Available data: Begin

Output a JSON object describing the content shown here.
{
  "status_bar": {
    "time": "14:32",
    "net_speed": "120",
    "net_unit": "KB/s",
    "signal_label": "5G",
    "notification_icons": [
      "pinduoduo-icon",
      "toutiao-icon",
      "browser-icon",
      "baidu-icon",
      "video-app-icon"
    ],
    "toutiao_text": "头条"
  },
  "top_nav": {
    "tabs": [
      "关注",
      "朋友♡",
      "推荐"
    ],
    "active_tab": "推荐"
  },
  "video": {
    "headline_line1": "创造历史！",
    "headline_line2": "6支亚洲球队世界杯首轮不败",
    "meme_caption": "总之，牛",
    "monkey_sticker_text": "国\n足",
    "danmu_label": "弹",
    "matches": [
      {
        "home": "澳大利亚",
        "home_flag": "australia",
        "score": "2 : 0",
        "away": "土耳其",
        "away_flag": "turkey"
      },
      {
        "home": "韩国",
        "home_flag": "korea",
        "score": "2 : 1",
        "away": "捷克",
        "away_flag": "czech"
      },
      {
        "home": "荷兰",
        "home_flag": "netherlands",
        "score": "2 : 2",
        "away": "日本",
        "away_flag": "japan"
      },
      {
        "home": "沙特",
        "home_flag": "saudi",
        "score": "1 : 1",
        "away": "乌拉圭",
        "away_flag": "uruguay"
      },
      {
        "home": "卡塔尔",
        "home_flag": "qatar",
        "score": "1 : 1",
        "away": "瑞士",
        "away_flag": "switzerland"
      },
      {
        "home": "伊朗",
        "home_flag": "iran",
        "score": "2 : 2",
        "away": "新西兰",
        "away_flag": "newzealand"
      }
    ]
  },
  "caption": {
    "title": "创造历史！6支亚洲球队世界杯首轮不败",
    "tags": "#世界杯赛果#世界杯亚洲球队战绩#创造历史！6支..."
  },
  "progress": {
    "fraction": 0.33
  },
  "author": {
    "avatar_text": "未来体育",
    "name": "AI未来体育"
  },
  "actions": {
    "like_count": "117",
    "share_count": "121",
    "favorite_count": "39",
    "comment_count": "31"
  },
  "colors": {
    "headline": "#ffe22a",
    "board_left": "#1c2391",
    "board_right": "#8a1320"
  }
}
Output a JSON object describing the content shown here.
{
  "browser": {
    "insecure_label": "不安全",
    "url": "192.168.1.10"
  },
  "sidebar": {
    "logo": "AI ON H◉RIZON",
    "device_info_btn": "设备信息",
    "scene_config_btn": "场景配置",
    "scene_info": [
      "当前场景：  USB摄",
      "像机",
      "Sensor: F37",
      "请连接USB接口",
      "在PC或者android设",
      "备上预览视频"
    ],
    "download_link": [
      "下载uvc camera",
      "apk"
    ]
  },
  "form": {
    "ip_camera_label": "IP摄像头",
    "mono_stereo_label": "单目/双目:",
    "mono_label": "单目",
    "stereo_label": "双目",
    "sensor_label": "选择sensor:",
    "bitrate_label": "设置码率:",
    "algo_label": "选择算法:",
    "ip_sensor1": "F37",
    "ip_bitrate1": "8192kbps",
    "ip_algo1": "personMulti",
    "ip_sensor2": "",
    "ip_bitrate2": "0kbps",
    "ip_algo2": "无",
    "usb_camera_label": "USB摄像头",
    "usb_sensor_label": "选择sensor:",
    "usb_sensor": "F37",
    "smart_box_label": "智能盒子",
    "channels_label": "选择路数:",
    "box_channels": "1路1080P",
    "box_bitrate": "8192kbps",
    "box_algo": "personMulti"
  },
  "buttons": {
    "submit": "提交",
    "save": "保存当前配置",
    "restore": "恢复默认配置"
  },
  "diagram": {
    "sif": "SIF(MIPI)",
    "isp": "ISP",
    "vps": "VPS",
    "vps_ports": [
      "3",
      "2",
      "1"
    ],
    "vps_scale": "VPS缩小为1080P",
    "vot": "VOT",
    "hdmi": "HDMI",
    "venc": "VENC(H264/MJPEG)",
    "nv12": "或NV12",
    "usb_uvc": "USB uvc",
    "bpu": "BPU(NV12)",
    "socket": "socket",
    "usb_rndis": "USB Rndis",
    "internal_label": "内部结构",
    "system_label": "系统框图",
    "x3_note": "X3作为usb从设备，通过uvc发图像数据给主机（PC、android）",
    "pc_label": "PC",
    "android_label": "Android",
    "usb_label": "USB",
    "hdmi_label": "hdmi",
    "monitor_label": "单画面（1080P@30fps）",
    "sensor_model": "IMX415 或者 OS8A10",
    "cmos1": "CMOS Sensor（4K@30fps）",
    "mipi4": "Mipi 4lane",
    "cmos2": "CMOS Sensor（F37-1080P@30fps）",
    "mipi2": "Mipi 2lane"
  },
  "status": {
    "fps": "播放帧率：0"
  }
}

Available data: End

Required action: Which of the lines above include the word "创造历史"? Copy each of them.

Exercise response:
    "headline_line1": "创造历史！",
    "title": "创造历史！6支亚洲球队世界杯首轮不败",
    "tags": "#世界杯赛果#世界杯亚洲球队战绩#创造历史！6支..."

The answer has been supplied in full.